Zero Mercury Working Group - Report: Mercury Contamination, Exposures and Risk: A New Global Picture Emerges, December 2012

 Related EVISA Resources

Link Database: Toxicity of Organo-mercury compounds
Link Database: Mercury exposure through the diet
Link Database: Environmental cycling of methylmercury
Link Database: Environmental cycling of inorganic mercury
Link Database: Environmental pollution of methylmercury
Link Database: Environmental pollution of inorganic mercury
Link Database: Toxicity of mercury

 Related EVISA News

January 14, 2016: EVISA News revisited: Dissension on the best way to fight mercury pollution
September 2, 2014: Man is significantly contaminating oceans with mercury
October 12, 2013: Minamata Convention is adopted (12.10.2013)
January 14, 2013: Mercury Levels in Humans and Fish Around the World Regularly Exceed Health Advisory Levels

June 17, 2012: Factors Affecting Methylmercury Accumulation in the Food Chain
January 25, 2012: New Report Shows High Levels of Mercury in Terrestrial Ecosystems
December 19, 2011: Anthropogenic Mercury Releases Into the Atmosphere from Ancient to Modern Time
May 5, 2009: Ocean mercury on the rise
October 9, 2006: Linking atmospheric mercury to methylmercury in fish
August 16, 2006: Mercury pollution threatens health worldwide, scientists say
September 13, 2005: Regulating Mercury Emissions from Power Plants: Will It Protect Our Health? 
April 3rd, 2005: Dissension on the best way to fight mercury pollution
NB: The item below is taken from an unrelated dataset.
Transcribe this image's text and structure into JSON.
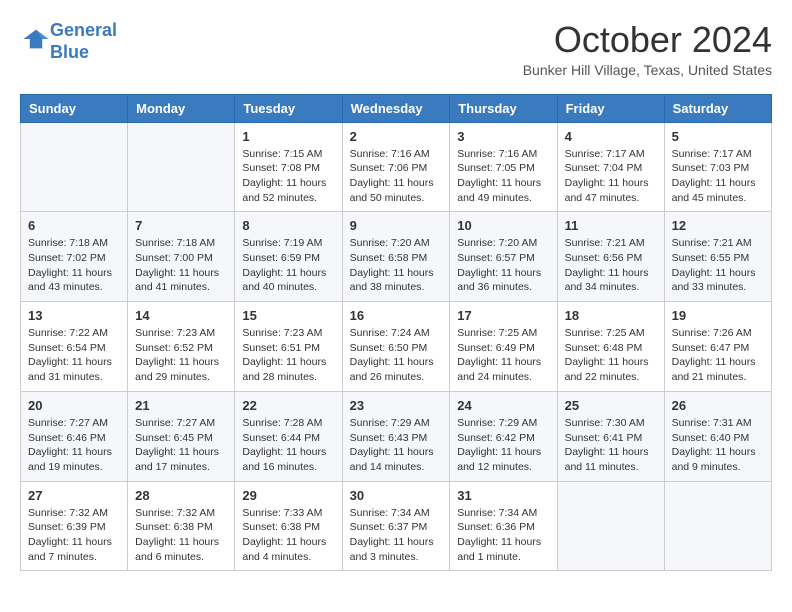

last time modified: April 20, 2016


Imprint     Disclaimer

© 2003 - 2010 by European Virtual Institute for Speciation Analysis ( EVISA )